This is called risk scoring, and can expanded in other ways. Classification might be based on multiple criteria,but some criteria could be more important than others; weighted scoring. Rather than receive alerts based on every single red flag, you allowed a certain amount of risk, but wanted extra eyes on the riskier content? Risk thresholds.
I’ve written previously in detail about Microsoft’s approach to labeling, including Sensitivity and automatic labeling. In the not-too-distant future I’ll post about some other solutions and approaches.
Bonus Round: Driving multiple processes with Data Centric Audit & Protection
As I mentioned at the top, I have a lot of conversations with customers about data security and compliance. However, if you haven’t guessed by now, those words can have slightly different meanings to different teams, and the purpose of classifying content may vary from team to team.
Let’s start with a basic set of files, and their contents spelled out.
The first thing anyone might say is, “holy cow we need to label this,” like so.
Yay! Now we’ve labeled our content. Anyone handling this content will know, hopefully, that sensitive content might require more care in sharing, proprietary should get out to the public or a competitor, and non-sensitive maybe it’s not a big deal if it leaks.
Larger organizations will have a formal classification scheme for classifying data; the above three-layer nomenclature is just an example. Some organizations have additional classifications, others, different names. For optimal performance, inform your users what these terms mean, and when to use them.
All that aside, labeling content in itself is inconsequential. It’s what we do once a label has been applied, that counts.
An information security person might look at these labels and say, “we need an information policy that limits Sensitive data to be opened up on company devices, and Proprietary data needs to prevent access unless on the company network”.
A records management person might say, “I’m less concerned with sensitivity – I want to make sure we don’t retain credit cards and socials longer than necessary, and I don’t care about birthdays, but we do need to hold onto home addresses and phone numbers for regulatory reasons, and the Employeer Resource Groupss, just in case a dispute comes up.”
Voila – retention labels. Remember the difference? In any case now we’re applying two labels based on the data in this content, because we are Data-Centric.
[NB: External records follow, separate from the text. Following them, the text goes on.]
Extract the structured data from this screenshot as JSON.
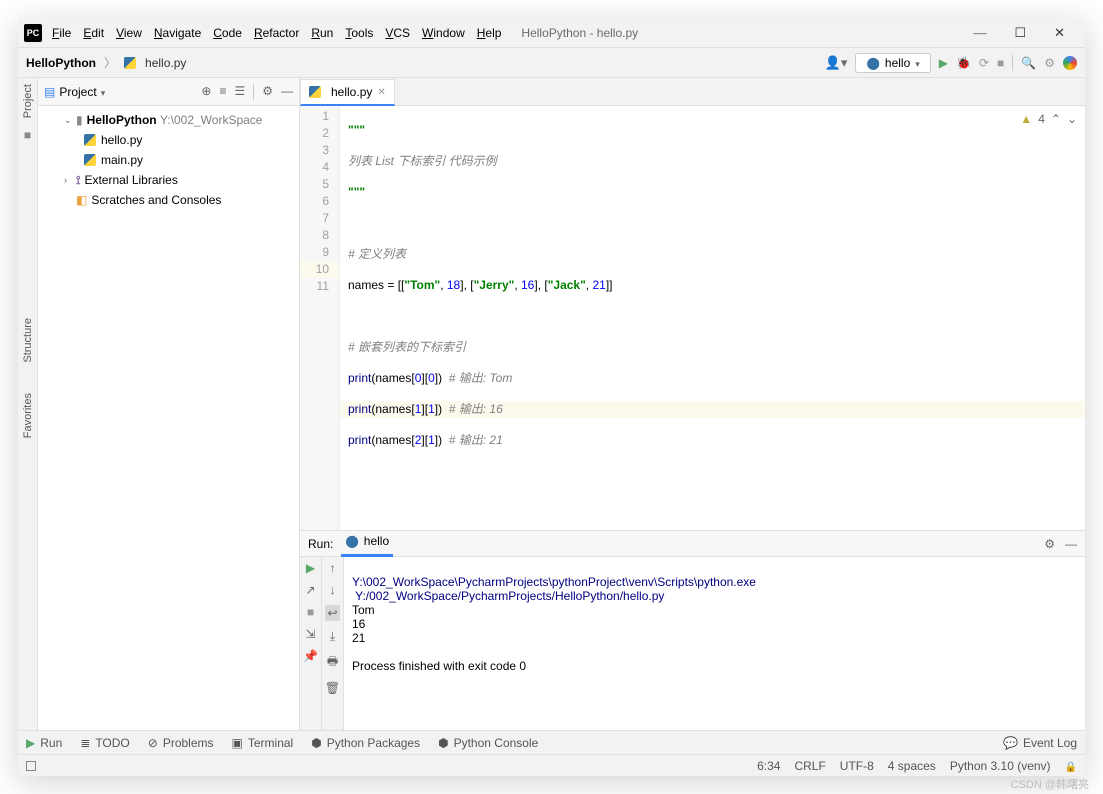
{
  "title_path": "HelloPython - hello.py",
  "menus": [
    "File",
    "Edit",
    "View",
    "Navigate",
    "Code",
    "Refactor",
    "Run",
    "Tools",
    "VCS",
    "Window",
    "Help"
  ],
  "breadcrumb": {
    "project": "HelloPython",
    "file": "hello.py"
  },
  "run_config": {
    "name": "hello"
  },
  "inspection": {
    "warnings": "4"
  },
  "project_panel": {
    "title": "Project",
    "root": {
      "name": "HelloPython",
      "path": "Y:\\002_WorkSpace"
    },
    "files": [
      "hello.py",
      "main.py"
    ],
    "ext_lib": "External Libraries",
    "scratches": "Scratches and Consoles"
  },
  "left_tabs": {
    "project": "Project",
    "structure": "Structure",
    "favorites": "Favorites"
  },
  "editor": {
    "tab": "hello.py",
    "lines": {
      "l1": "\"\"\"",
      "l2": "列表 List 下标索引 代码示例",
      "l3": "\"\"\"",
      "l5": "# 定义列表",
      "l6_pre": "names = [[",
      "l6_s1": "\"Tom\"",
      "l6_n1": "18",
      "l6_s2": "\"Jerry\"",
      "l6_n2": "16",
      "l6_s3": "\"Jack\"",
      "l6_n3": "21",
      "l8": "# 嵌套列表的下标索引",
      "l9_fn": "print",
      "l9_body": "(names[",
      "l9_a": "0",
      "l9_b": "0",
      "l9_c": "# 输出: Tom",
      "l10_fn": "print",
      "l10_body": "(names[",
      "l10_a": "1",
      "l10_b": "1",
      "l10_c": "# 输出: 16",
      "l11_fn": "print",
      "l11_body": "(names[",
      "l11_a": "2",
      "l11_b": "1",
      "l11_c": "# 输出: 21"
    }
  },
  "run": {
    "label": "Run:",
    "tab": "hello",
    "output": {
      "cmd1": "Y:\\002_WorkSpace\\PycharmProjects\\pythonProject\\venv\\Scripts\\python.exe",
      "cmd2": " Y:/002_WorkSpace/PycharmProjects/HelloPython/hello.py",
      "o1": "Tom",
      "o2": "16",
      "o3": "21",
      "exit": "Process finished with exit code 0"
    }
  },
  "bottom": {
    "run": "Run",
    "todo": "TODO",
    "problems": "Problems",
    "terminal": "Terminal",
    "pkgs": "Python Packages",
    "console": "Python Console",
    "eventlog": "Event Log"
  },
  "status": {
    "pos": "6:34",
    "eol": "CRLF",
    "enc": "UTF-8",
    "indent": "4 spaces",
    "interp": "Python 3.10 (venv)"
  },
  "watermark": "CSDN @韩曙亮"
}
That’s great. But then comes along the Privacy Officer, who says, “we need to be concerned about Data Subject Access Requests. What if lil’ Joey Smith-Jones files a Right to be Forgotten request?”
We can identify what those requirements amount to, and label content something like “DSAR” to help us find it later.
So now we have that label. We have three different labels, supporting or driving multiple processes.
If we were relying on folders to organize these files, we’d have multiple, redundant folders:
. . .and so on. At least with labels, these files can all live in the same place. If we add various controls and processes based on their labels, we’ve automated outcomes, and if we further automate the labeling itself, based on the data in the content, we have a robust, scalable, repeatable classification scheme that meets our needs to security, retention, and privacy.